There is a similar situation in American politics, where we have two major parties, and many “third parties,” one of these is the American Independent Party. Using the term, “Independent,” they could easily be seen as a non-divisive middle ground, but upon inspection, their policies are clearly Conservative, and they have much in common with certain parts of the Republican Party, but very little in common with any parts of the Democratic Party.

Let's take a specific group as an example: Calvary Chapel is one of the largest associations of non-denominational churches. Their numbers likely exceed those of many denominations, and their structure is no more loose than what is found in some denominational associations, so it is already clear that there is an issue of word-preference in play here. Now Calvary Chapel can certainly claim to be less denomination-based than the Catholic Church, or mainstream Protestant branches, but they aren't structurally any less of a denomination than some Evangelical groups which do consider themselves “denominations.”

Of course I would argue that a “denomination” can be as small as a single church, or even a single person. Really, a denomination can be most clearly defined by who is recognized as its highest visible authority. As such, attempts to avoid being a denomination are really just avoiding the word “denomination,” not the reality expressed by that word.

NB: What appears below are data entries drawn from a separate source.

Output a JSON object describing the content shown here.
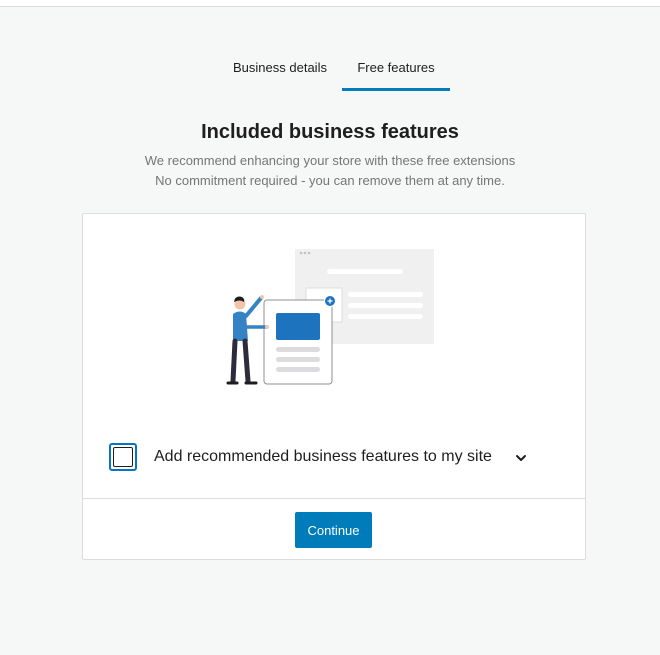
{
  "tabs": [
    {
      "label": "Business details",
      "active": false
    },
    {
      "label": "Free features",
      "active": true
    }
  ],
  "page": {
    "title": "Included business features",
    "subtitle_line1": "We recommend enhancing your store with these free extensions",
    "subtitle_line2": "No commitment required - you can remove them at any time."
  },
  "card": {
    "option_label": "Add recommended business features to my site",
    "option_checked": false,
    "continue_label": "Continue"
  },
  "colors": {
    "accent": "#007cba",
    "background": "#f6f7f7",
    "illustration_shirt": "#3582c4",
    "illustration_card_blue": "#1e73be"
  },
  "icons": [
    "chevron-down-icon",
    "plus-icon",
    "person-illustration"
  ]
}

But moving beyond the “denomination” name games, are non-denominational churches non-divisive? Are they a pure, agreeable middle ground, devoid of unnecessary divisive beliefs?

Calvary Chapel states, "We are not a denominational church, nor are we opposed to denominations as such, only their over-emphasis of the doctrinal differences that have led to the division of the Body of Christ." And they often try to strike a middle ground. For example, like Pentecostals, they believe in the modern gift of speaking in tongues, but like most non-Pentecostal groups, they generally do not believe speaking in tongues is meant to figure prominently in church services. This places them fairly near to Catholics on this issue. But it is clearly not all-accepting. It is in fact a rejection of the Pentecostal idea that speaking in tongues should be a prominent part of worship services, and it is also a rejection of the idea held by some other Protestants that the Holy Spirit no longer gives the gift of tongues to believers.

Many differences with the Catholic Church are even more pronounced. Calvary Chapel does not believe in the efficacy of Sacraments. They believe that baptism is only an outward sign of an inward reality in an informed believer, and that it conveys no grace. Thus they reject infant baptism. Likewise, they hold that communion is symbolic, and reject any notion of the Real Presence of Christ and the re-presentation of our Lord's sacrifice on Calvary. First, this shows that only Catholic chapels can claim full connection with Calvary, but more to the point, we see not a position of acceptance and common ground, but a position that requires rejection as much as any “divisive denominational church.”

Their most notable differences from most Protestant groups are perhaps their dispensational and pretribulational beliefs, but I think it's clear enough that they do indeed have divisive beliefs, and you cannot accept Calvary Chapel beliefs without rejecting various beliefs of most other Christian groups.

What exact beliefs you'll find in any of the varied non-denominational churches will certainly vary somewhat from those in the example of Calvary Chapel, but they cannot escape the reality of division or the necessary rejection of opposing beliefs.

It is completely unreasonable to expect Catholics to cede the default, the neutral, or the middle ground to non-denominational Christians based on their claims of simplicity and non-divisiveness. It is in fact far more reasonable for Christians to be Catholic by default, for Protestantism is a rebellion against a Catholic Christian past, and Protestants do not even know what they are rejecting or why, and it is only in Catholicism that Christianity has ever been united.

When it comes to inter-denominational dialogue, I am not arguing that we should fall back into inappropriately divisive patterns of prejudice and name-calling, but it is certainly not fair to claim "denominations" are being divisive while obviously holding mutually exclusive positions yourself.